DESCRIPTION OF THE TASK:
Look for "icon" in each line of the records, and copy the lines that have it.

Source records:
——

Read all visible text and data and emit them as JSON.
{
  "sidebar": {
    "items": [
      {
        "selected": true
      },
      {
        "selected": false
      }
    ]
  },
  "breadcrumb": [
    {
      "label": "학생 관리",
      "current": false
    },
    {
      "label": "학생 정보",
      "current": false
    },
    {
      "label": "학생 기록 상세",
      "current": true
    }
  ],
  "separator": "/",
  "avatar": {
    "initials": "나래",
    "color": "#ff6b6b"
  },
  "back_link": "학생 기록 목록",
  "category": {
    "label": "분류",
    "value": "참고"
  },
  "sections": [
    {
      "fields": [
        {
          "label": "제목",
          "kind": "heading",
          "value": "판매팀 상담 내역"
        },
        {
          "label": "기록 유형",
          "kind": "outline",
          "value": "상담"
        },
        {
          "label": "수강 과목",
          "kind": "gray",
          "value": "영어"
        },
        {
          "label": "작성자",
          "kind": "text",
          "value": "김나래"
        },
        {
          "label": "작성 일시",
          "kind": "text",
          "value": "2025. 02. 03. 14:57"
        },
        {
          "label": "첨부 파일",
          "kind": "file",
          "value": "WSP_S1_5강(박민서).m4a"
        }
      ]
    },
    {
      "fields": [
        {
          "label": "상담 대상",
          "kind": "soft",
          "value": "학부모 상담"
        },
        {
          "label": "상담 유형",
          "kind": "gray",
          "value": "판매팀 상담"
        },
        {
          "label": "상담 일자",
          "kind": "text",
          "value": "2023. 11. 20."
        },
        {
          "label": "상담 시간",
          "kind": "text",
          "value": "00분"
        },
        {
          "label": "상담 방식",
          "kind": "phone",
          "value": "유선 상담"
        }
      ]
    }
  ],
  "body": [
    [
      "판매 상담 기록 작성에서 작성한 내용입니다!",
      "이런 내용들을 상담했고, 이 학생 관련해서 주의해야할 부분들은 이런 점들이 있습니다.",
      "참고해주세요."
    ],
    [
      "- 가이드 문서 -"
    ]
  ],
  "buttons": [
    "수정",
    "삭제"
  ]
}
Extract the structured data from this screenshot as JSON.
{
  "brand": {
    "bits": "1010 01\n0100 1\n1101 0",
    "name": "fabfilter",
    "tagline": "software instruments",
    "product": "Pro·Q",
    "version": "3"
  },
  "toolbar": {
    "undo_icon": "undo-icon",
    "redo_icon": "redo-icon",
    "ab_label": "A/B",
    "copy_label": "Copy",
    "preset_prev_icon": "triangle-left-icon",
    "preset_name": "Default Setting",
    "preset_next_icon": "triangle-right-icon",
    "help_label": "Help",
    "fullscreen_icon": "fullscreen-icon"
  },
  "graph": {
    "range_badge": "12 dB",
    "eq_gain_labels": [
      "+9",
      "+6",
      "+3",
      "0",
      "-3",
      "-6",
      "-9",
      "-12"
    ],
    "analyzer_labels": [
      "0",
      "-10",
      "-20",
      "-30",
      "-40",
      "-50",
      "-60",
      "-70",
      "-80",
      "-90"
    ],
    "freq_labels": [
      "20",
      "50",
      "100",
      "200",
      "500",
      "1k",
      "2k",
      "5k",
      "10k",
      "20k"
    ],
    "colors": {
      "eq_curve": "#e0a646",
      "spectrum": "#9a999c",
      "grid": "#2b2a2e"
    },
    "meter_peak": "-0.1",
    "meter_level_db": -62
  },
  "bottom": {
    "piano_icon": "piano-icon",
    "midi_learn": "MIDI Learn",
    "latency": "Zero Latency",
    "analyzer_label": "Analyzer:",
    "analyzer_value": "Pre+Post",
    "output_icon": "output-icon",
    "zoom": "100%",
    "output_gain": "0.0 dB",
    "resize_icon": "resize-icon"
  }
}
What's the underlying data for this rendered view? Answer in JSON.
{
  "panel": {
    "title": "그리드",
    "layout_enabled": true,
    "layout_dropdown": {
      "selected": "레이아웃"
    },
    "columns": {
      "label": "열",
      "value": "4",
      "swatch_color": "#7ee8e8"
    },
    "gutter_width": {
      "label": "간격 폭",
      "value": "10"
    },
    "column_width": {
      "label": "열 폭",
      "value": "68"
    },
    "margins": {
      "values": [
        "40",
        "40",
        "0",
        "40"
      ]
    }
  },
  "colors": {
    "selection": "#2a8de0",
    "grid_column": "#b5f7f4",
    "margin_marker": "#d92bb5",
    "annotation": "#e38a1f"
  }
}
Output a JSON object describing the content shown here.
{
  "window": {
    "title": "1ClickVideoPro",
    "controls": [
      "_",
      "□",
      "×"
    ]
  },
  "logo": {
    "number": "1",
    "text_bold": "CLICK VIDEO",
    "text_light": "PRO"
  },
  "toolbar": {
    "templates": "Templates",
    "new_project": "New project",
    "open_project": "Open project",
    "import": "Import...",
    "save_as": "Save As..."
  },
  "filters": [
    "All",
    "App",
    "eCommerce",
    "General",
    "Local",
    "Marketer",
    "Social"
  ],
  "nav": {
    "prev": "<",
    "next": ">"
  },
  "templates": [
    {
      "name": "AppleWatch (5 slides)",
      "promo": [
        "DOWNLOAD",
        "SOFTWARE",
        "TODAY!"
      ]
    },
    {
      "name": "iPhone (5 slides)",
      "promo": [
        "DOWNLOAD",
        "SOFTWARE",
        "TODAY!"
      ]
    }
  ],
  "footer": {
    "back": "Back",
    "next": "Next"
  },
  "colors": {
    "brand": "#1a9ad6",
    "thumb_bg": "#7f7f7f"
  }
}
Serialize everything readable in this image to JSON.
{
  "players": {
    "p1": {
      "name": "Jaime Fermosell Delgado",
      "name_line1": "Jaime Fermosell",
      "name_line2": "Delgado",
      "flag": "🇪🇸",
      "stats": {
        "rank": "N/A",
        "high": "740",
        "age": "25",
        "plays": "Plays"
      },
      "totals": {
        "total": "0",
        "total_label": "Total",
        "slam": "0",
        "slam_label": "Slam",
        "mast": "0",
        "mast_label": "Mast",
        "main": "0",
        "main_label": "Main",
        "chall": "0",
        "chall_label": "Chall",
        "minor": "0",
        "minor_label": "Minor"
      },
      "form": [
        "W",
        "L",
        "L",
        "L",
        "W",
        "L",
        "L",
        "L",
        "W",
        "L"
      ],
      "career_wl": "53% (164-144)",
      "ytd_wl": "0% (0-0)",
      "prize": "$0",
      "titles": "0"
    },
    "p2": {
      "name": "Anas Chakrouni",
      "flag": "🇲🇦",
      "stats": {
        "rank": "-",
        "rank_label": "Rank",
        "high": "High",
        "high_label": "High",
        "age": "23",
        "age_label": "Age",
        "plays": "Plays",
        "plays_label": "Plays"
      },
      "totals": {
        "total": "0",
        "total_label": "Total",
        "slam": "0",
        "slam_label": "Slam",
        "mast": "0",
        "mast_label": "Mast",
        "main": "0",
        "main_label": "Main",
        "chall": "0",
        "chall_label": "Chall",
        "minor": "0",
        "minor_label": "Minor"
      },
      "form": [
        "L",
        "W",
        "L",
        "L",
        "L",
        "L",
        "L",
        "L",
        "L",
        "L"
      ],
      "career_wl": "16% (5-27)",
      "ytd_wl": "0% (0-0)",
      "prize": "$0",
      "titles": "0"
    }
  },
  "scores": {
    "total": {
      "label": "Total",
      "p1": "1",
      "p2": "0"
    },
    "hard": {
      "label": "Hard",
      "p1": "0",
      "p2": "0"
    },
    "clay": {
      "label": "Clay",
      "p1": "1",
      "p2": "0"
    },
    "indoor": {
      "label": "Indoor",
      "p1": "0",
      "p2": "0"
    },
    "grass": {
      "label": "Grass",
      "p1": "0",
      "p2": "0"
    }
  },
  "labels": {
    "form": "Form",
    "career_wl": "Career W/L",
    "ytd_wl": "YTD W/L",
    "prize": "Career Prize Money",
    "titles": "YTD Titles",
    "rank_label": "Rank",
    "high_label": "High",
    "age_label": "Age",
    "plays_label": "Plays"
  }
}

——

ANSWER TO THIS PROBLEM:
    "undo_icon": "undo-icon",
    "redo_icon": "redo-icon",
    "preset_prev_icon": "triangle-left-icon",
    "preset_next_icon": "triangle-right-icon",
    "fullscreen_icon": "fullscreen-icon"
    "piano_icon": "piano-icon",
    "output_icon": "output-icon",
    "resize_icon": "resize-icon"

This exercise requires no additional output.